▸ **Directions**
Filter the entries beneath this task, copying only the lines that hold the word "Alaskan".

▸ **Given records**
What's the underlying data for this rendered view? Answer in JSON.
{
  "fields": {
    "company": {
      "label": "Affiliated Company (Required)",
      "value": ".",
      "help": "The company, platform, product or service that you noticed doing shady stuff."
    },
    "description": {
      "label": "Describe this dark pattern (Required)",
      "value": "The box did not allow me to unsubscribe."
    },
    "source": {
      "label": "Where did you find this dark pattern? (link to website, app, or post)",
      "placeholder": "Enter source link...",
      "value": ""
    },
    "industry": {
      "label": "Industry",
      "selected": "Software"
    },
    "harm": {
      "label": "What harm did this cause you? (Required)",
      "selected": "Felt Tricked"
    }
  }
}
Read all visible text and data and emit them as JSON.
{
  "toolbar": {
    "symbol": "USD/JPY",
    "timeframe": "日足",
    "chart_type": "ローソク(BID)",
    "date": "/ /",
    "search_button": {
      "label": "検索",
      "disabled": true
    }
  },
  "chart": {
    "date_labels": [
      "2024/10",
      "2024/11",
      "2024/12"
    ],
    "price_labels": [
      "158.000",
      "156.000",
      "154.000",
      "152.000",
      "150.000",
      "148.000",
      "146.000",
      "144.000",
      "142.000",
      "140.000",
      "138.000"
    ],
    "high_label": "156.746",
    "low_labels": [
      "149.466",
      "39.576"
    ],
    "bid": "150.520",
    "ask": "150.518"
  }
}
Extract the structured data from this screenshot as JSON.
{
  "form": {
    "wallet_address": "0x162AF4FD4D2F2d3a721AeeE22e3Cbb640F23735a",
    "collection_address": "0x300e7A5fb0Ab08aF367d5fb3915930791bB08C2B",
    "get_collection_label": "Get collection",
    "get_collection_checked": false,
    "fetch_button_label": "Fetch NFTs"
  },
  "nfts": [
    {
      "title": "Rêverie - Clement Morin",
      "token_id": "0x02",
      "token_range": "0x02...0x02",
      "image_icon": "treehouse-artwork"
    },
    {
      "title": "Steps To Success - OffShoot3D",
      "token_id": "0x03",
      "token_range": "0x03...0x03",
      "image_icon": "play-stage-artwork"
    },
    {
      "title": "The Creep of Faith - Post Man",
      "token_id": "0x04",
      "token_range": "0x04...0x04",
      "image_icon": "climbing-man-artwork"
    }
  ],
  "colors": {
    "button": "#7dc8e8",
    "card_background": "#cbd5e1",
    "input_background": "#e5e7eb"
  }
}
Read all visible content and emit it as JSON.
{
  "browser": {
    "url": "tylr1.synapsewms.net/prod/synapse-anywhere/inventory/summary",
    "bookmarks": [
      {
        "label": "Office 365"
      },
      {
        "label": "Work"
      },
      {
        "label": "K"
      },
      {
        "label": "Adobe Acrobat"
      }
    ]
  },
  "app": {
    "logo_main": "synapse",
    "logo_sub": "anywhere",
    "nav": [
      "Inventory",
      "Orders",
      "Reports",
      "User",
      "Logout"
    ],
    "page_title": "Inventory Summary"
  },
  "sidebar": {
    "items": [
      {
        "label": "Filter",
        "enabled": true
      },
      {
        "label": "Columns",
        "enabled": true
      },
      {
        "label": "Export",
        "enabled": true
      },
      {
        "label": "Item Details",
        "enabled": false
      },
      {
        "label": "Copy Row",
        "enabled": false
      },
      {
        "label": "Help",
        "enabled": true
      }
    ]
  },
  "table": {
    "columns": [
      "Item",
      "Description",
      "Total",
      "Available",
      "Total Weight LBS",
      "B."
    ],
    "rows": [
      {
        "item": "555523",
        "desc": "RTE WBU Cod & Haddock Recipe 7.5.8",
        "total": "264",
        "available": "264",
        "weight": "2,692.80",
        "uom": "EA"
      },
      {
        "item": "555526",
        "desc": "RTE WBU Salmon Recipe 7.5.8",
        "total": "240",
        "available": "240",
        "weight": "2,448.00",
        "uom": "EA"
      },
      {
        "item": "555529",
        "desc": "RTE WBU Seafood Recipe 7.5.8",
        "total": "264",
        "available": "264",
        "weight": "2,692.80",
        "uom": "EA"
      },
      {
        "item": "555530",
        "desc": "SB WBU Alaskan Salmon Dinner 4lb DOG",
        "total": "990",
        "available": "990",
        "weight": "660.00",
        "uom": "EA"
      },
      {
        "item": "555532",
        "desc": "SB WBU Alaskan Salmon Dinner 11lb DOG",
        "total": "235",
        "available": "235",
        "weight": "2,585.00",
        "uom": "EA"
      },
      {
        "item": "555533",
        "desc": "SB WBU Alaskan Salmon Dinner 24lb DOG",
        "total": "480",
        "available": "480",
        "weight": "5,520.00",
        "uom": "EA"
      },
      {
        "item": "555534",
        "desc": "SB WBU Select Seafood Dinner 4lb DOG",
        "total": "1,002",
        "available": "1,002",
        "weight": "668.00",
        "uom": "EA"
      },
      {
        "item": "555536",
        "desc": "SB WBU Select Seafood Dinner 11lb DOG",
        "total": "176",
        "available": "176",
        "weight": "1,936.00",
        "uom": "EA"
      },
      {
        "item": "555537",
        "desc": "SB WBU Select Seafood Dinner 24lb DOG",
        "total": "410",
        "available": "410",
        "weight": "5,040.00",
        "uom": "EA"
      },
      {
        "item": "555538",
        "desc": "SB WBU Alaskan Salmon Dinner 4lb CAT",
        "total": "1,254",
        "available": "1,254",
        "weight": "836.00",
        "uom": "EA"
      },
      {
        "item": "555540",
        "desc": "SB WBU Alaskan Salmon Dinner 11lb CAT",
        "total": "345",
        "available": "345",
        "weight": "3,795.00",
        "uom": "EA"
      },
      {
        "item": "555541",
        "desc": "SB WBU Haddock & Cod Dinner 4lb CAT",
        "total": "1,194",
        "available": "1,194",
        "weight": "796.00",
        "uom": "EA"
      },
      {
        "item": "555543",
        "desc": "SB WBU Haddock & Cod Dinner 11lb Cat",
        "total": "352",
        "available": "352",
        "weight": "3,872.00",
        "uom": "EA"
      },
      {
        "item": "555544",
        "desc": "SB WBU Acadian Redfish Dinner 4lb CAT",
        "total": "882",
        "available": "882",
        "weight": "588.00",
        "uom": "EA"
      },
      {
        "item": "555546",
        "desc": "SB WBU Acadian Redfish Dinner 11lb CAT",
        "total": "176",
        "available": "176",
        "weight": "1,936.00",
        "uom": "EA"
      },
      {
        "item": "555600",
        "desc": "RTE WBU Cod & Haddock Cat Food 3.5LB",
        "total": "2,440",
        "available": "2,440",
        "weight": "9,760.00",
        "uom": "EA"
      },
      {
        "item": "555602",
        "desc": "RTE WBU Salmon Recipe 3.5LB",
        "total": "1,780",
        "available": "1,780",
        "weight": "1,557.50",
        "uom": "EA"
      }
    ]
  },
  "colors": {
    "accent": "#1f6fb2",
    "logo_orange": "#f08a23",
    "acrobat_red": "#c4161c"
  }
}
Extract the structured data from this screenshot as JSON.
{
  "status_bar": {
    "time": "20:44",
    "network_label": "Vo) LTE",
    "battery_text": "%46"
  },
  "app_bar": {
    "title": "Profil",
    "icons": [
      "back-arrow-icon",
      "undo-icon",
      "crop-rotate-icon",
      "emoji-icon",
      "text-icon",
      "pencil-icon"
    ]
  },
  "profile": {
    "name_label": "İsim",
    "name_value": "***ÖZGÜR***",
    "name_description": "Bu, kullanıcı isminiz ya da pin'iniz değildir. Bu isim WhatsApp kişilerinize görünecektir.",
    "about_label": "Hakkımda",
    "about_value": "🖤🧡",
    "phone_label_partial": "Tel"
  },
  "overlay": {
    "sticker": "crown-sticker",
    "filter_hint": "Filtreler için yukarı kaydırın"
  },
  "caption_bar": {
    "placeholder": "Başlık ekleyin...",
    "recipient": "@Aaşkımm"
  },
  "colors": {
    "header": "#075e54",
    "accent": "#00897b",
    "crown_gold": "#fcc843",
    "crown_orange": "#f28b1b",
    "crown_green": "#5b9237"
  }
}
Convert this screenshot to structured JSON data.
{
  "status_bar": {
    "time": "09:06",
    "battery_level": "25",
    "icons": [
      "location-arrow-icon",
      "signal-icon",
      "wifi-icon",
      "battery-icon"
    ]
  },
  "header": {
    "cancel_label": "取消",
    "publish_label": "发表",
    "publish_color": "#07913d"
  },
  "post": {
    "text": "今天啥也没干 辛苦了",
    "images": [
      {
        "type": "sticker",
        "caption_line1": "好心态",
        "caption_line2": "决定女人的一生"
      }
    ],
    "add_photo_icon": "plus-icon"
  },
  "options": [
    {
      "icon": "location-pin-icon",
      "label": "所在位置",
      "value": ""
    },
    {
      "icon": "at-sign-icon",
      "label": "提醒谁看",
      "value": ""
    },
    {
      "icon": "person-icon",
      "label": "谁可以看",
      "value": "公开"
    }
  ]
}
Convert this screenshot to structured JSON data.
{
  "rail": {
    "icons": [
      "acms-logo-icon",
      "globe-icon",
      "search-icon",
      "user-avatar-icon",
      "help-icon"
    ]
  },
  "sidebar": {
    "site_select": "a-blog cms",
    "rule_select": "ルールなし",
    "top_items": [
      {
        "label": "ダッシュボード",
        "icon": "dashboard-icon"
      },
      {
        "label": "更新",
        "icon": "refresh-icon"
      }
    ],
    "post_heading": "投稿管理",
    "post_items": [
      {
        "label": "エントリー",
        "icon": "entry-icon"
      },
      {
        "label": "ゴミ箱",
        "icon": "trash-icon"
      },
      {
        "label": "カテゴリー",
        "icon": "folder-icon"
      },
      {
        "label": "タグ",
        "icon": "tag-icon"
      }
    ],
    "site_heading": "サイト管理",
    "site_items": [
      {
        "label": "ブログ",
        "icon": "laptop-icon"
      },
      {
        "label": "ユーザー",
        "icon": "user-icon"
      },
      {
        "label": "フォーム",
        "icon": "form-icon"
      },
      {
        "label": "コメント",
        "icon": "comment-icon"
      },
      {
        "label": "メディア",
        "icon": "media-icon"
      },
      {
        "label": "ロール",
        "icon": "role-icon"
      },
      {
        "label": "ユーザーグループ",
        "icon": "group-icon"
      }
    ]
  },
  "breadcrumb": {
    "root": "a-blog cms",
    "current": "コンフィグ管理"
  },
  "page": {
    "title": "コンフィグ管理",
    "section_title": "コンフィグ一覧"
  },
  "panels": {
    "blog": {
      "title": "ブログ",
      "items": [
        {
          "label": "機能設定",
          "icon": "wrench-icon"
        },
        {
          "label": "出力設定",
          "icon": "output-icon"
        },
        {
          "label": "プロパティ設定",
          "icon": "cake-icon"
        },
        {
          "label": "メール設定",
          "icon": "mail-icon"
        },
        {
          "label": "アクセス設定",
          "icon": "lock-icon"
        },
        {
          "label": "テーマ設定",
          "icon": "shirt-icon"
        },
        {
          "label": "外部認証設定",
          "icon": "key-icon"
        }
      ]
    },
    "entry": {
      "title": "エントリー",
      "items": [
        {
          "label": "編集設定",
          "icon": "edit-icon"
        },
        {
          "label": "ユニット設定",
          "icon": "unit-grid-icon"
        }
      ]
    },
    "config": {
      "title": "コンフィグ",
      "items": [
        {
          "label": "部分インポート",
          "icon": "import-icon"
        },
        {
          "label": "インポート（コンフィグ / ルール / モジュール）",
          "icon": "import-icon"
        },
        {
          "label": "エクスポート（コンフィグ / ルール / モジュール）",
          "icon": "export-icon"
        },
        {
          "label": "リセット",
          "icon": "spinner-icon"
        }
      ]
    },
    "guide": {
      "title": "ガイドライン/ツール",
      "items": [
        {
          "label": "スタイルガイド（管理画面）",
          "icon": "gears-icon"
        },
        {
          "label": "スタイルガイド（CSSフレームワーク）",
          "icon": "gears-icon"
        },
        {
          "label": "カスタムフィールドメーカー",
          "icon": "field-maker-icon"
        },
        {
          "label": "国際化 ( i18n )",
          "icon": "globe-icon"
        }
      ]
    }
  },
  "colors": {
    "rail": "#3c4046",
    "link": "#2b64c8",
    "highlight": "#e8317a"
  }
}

▸ **Your response**
        "desc": "SB WBU Alaskan Salmon Dinner 4lb DOG",
        "desc": "SB WBU Alaskan Salmon Dinner 11lb DOG",
        "desc": "SB WBU Alaskan Salmon Dinner 24lb DOG",
        "desc": "SB WBU Alaskan Salmon Dinner 4lb CAT",
        "desc": "SB WBU Alaskan Salmon Dinner 11lb CAT",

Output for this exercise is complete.